Sweet Peas are an easy to grow annual flower that make a colourful addition to the garden during the cooler months. From seed packet to soil, we've put together some handy information to help you grow Sweet Peas from seed. It is best to start preparing your soil about three weeks out from sowing, so aim to get started around the 24th of February. In hotter regions sowings can be made later into the autumn months when the soil is cooler.  Perennial Sweet Pea varieties such as our Sweet Pea Everlasting Mix can be sown both in Spring and Autumn.

Soil Prep

When we talk about preparation we're referring to your garden's soil. Sweet peas enjoy more of an alkaline soil with a pH of around 7-8, if you aren't sure of your soils pH at home testing kits are readily available at garden centres. If your soil is not naturally this alkaline (not many of us are so lucky) you'll need to add some garden lime to the soil first to raise the pH. 

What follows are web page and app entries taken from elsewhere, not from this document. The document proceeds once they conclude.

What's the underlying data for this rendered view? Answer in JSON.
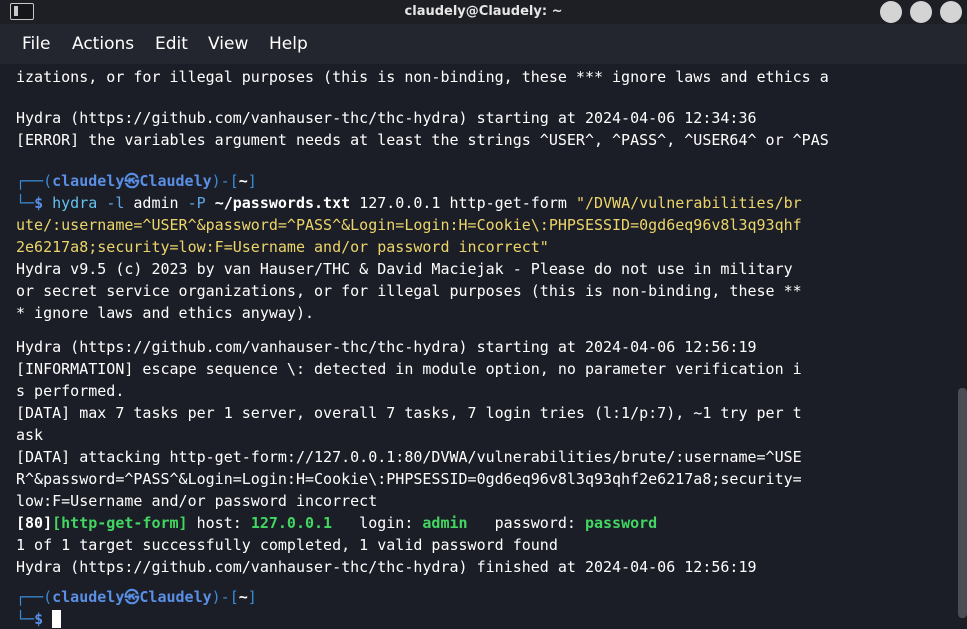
{
  "window": {
    "title": "claudely@Claudely: ~"
  },
  "menu": {
    "file": "File",
    "actions": "Actions",
    "edit": "Edit",
    "view": "View",
    "help": "Help"
  },
  "terminal": {
    "l0": "izations, or for illegal purposes (this is non-binding, these *** ignore laws and ethics a",
    "l1": "Hydra (https://github.com/vanhauser-thc/thc-hydra) starting at 2024-04-06 12:34:36",
    "l2": "[ERROR] the variables argument needs at least the strings ^USER^, ^PASS^, ^USER64^ or ^PAS",
    "prompt": {
      "user": "claudely",
      "at": "㉿",
      "host": "Claudely",
      "dir": "~"
    },
    "cmd1": {
      "exe": "hydra",
      "f1": "-l",
      "a1": "admin",
      "f2": "-P",
      "a2": "~/passwords.txt",
      "a3": "127.0.0.1 http-get-form",
      "s1": "\"/DVWA/vulnerabilities/br",
      "s2": "ute/:username=^USER^&password=^PASS^&Login=Login:H=Cookie\\:PHPSESSID=0gd6eq96v8l3q93qhf",
      "s3": "2e6217a8;security=low:F=Username and/or password incorrect\""
    },
    "l3": "Hydra v9.5 (c) 2023 by van Hauser/THC & David Maciejak - Please do not use in military",
    "l4": "or secret service organizations, or for illegal purposes (this is non-binding, these **",
    "l5": "* ignore laws and ethics anyway).",
    "l6": "Hydra (https://github.com/vanhauser-thc/thc-hydra) starting at 2024-04-06 12:56:19",
    "l7": "[INFORMATION] escape sequence \\: detected in module option, no parameter verification i",
    "l8": "s performed.",
    "l9": "[DATA] max 7 tasks per 1 server, overall 7 tasks, 7 login tries (l:1/p:7), ~1 try per t",
    "l10": "ask",
    "l11": "[DATA] attacking http-get-form://127.0.0.1:80/DVWA/vulnerabilities/brute/:username=^USE",
    "l12": "R^&password=^PASS^&Login=Login:H=Cookie\\:PHPSESSID=0gd6eq96v8l3q93qhf2e6217a8;security=",
    "l13": "low:F=Username and/or password incorrect",
    "result": {
      "port": "[80]",
      "module": "[http-get-form]",
      "host_label": " host: ",
      "host": "127.0.0.1",
      "login_label": "   login: ",
      "login": "admin",
      "pass_label": "   password: ",
      "password": "password"
    },
    "l14": "1 of 1 target successfully completed, 1 valid password found",
    "l15": "Hydra (https://github.com/vanhauser-thc/thc-hydra) finished at 2024-04-06 12:56:19"
  }
}
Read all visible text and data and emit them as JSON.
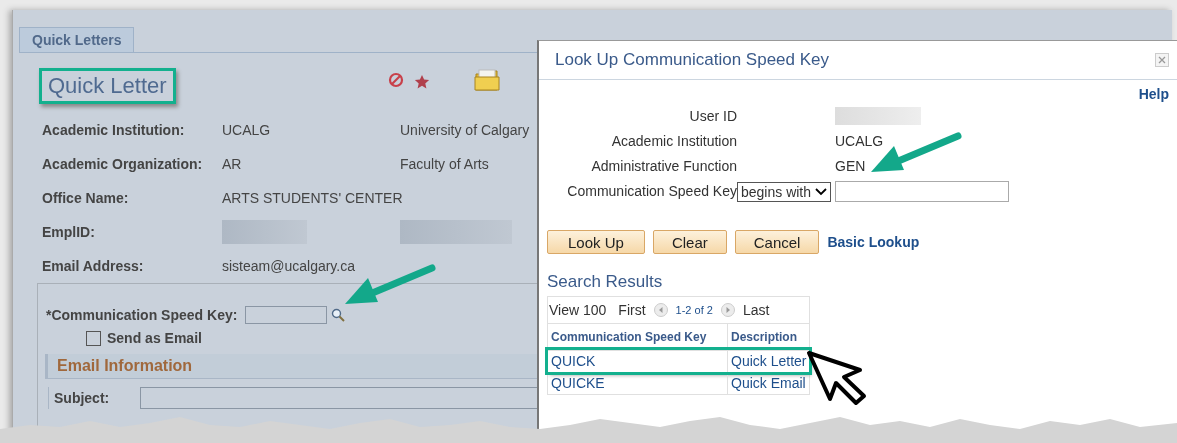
{
  "tabs": [
    {
      "label": "Quick Letters",
      "selected": true
    }
  ],
  "page": {
    "title": "Quick Letter",
    "title_highlighted": true,
    "fields": [
      {
        "label": "Academic Institution:",
        "kind": "text",
        "value": "UCALG",
        "value_2": "University of Calgary"
      },
      {
        "label": "Academic Organization:",
        "kind": "text",
        "value": "AR",
        "value_2": "Faculty of Arts"
      },
      {
        "label": "Office Name:",
        "kind": "text",
        "value": "ARTS STUDENTS' CENTER"
      },
      {
        "label": "EmplID:",
        "kind": "redacted"
      },
      {
        "label": "Email Address:",
        "kind": "text",
        "value": "sisteam@ucalgary.ca"
      }
    ],
    "speed_key": {
      "label": "*Communication Speed Key:"
    },
    "send_as_email": {
      "label": "Send as Email",
      "checked": false
    },
    "section": {
      "title": "Email Information",
      "subject_label": "Subject:"
    }
  },
  "dialog": {
    "title": "Look Up Communication Speed Key",
    "help": "Help",
    "criteria": [
      {
        "label": "User ID",
        "kind": "redacted"
      },
      {
        "label": "Academic Institution",
        "kind": "text",
        "value": "UCALG"
      },
      {
        "label": "Administrative Function",
        "kind": "text",
        "value": "GEN"
      },
      {
        "label": "Communication Speed Key",
        "kind": "search",
        "operator": "begins with"
      }
    ],
    "buttons": [
      "Look Up",
      "Clear",
      "Cancel"
    ],
    "basic_lookup": "Basic Lookup",
    "results_title": "Search Results",
    "nav": {
      "view": "View 100",
      "first": "First",
      "range": "1-2 of 2",
      "last": "Last"
    },
    "columns": [
      "Communication Speed Key",
      "Description"
    ],
    "rows": [
      {
        "key": "QUICK",
        "description": "Quick Letter",
        "highlighted": true
      },
      {
        "key": "QUICKE",
        "description": "Quick Email",
        "highlighted": false
      }
    ]
  }
}
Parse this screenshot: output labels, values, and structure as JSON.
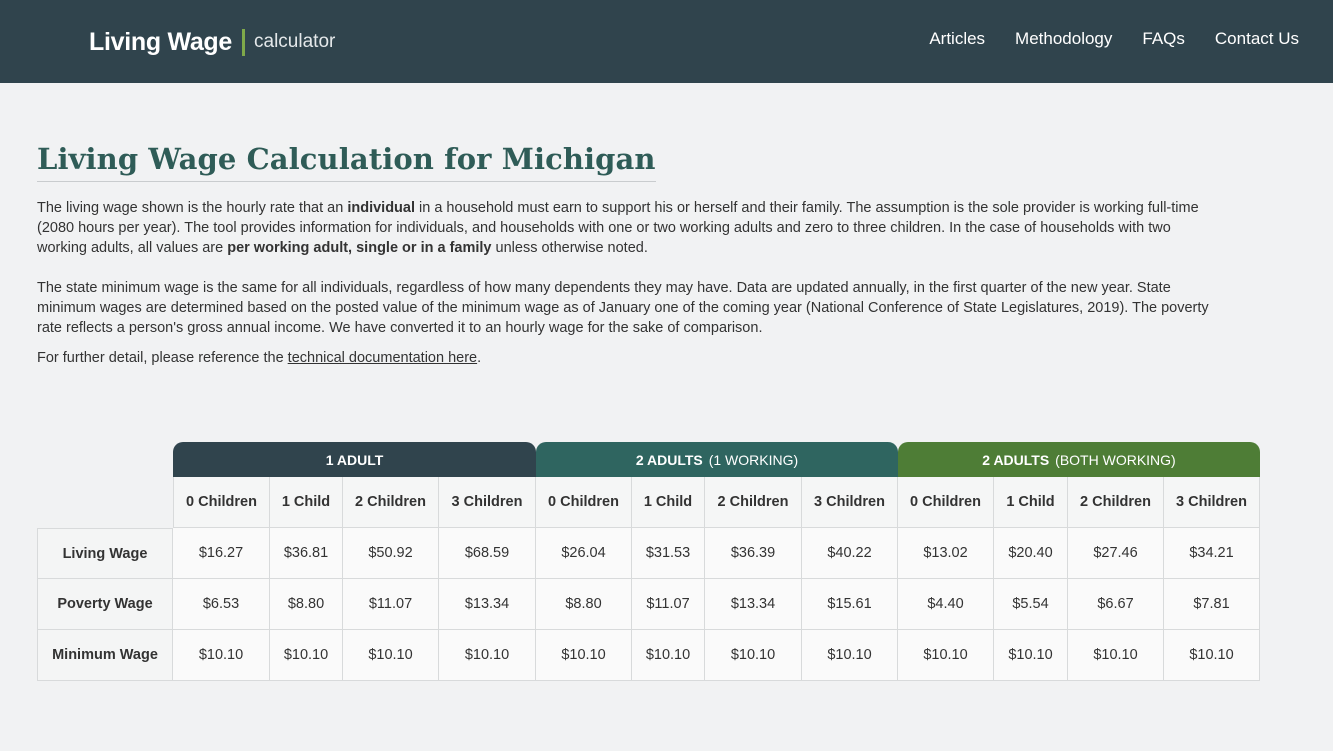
{
  "header": {
    "logo_main": "Living Wage",
    "logo_sub": "calculator",
    "nav": [
      "Articles",
      "Methodology",
      "FAQs",
      "Contact Us"
    ]
  },
  "title": "Living Wage Calculation for Michigan",
  "intro": {
    "p1_a": "The living wage shown is the hourly rate that an ",
    "p1_b": "individual",
    "p1_c": " in a household must earn to support his or herself and their family. The assumption is the sole provider is working full-time (2080 hours per year). The tool provides information for individuals, and households with one or two working adults and zero to three children. In the case of households with two working adults, all values are ",
    "p1_d": "per working adult, single or in a family",
    "p1_e": " unless otherwise noted.",
    "p2": "The state minimum wage is the same for all individuals, regardless of how many dependents they may have. Data are updated annually, in the first quarter of the new year. State minimum wages are determined based on the posted value of the minimum wage as of January one of the coming year (National Conference of State Legislatures, 2019). The poverty rate reflects a person's gross annual income. We have converted it to an hourly wage for the sake of comparison.",
    "p3_a": "For further detail, please reference the ",
    "p3_link": "technical documentation here",
    "p3_b": "."
  },
  "table": {
    "groups": [
      {
        "label": "1 ADULT",
        "sub": ""
      },
      {
        "label": "2 ADULTS",
        "sub": "(1 WORKING)"
      },
      {
        "label": "2 ADULTS",
        "sub": "(BOTH WORKING)"
      }
    ],
    "columns": [
      "0 Children",
      "1 Child",
      "2 Children",
      "3 Children",
      "0 Children",
      "1 Child",
      "2 Children",
      "3 Children",
      "0 Children",
      "1 Child",
      "2 Children",
      "3 Children"
    ],
    "rows": [
      {
        "label": "Living Wage",
        "values": [
          "$16.27",
          "$36.81",
          "$50.92",
          "$68.59",
          "$26.04",
          "$31.53",
          "$36.39",
          "$40.22",
          "$13.02",
          "$20.40",
          "$27.46",
          "$34.21"
        ]
      },
      {
        "label": "Poverty Wage",
        "values": [
          "$6.53",
          "$8.80",
          "$11.07",
          "$13.34",
          "$8.80",
          "$11.07",
          "$13.34",
          "$15.61",
          "$4.40",
          "$5.54",
          "$6.67",
          "$7.81"
        ]
      },
      {
        "label": "Minimum Wage",
        "values": [
          "$10.10",
          "$10.10",
          "$10.10",
          "$10.10",
          "$10.10",
          "$10.10",
          "$10.10",
          "$10.10",
          "$10.10",
          "$10.10",
          "$10.10",
          "$10.10"
        ]
      }
    ]
  }
}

Be sure to add a generous amount of good quality compost with a balanced slow release fertiliser to your garden beds and incorporate well, breaking up any compaction with a garden fork as you go. Try to avoid high nitrogen feeds or fresh manures, too much nitrogen will promote a lot of leaf growth rather than flowers.

You will find your Sweet peas are happiest when their heads are in the sun and roots are deep in cool, moist soil. If your garden gets a lot of sun, plant low-growing annuals in front such as alyssum or pansies to shade your Sweet peas roots. Apply mulch such as sugarcane over the beds too to keep the soil from drying out quickly.

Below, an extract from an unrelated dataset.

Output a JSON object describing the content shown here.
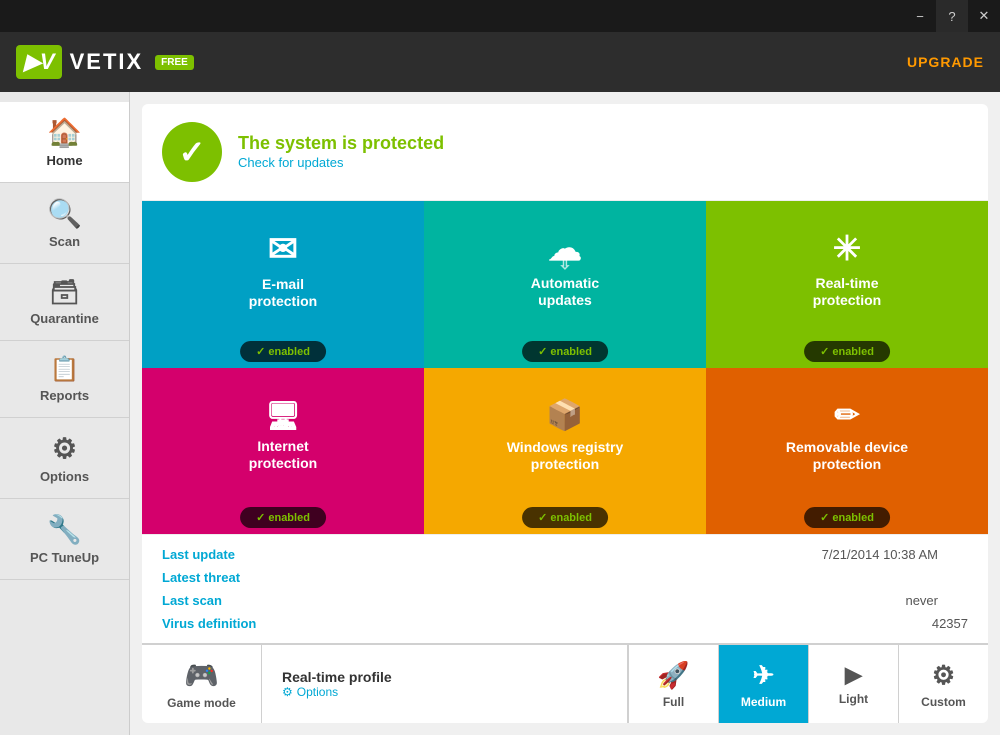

Sowing Seeds

After roughly 2-4 weeks you should be ready to sow your seeds. Give your soil a good watering so it's nice and damp and dig a trench no deeper than 3cm. Roughly measure the depth using your finger or even a pencil and place your seeds into the holes and press down firmly.

Unless the weather is particularly hot and dry; further watering won't be needed. Sweet Peas hate having 'wet feet' and is the reason we don't recommend soaking the seeds prior to sowing as they are prone to rot. If your region is having a particularly rainy season and you are worried about the seeds rotting, try out sowing the seeds into some Jiffy Peat Pellets and transplanting them out as seedlings. All in one soil pellets eliminate the risk of transplant shock and root disturbance so you will be sure to have happy seedlings with this method. 


Germination can take anywhere between 7 - 15 days depending on the soil temperature. Gradually fill in the trench with soil the more your seedlings grow. When determining if your plants require water put your finger into the soil bed to roughly the first joint. If dry, water them at soil level and do so in the morning. Sweet Pea flowers suffer from bud drop so be careful not to over water.

Climbing Options

It doesn't take long for your Sweet peas to climb, so supports should be added at the planting stage.
Except for the bush types, it's a good idea to give at least 1.8m of good support. You'll find that trellises are most commonly used however alternative options can be chicken wire, bushy stubbly twigs, fishing line hung from above. It's really anything that your plant can climb.

Mr Fothergill's stocks a huge range of Sweet Pea seeds, perfect for growing this Autumn. Shop our Sweet Pea range here


Sow Sweet peas for St Patrick's Day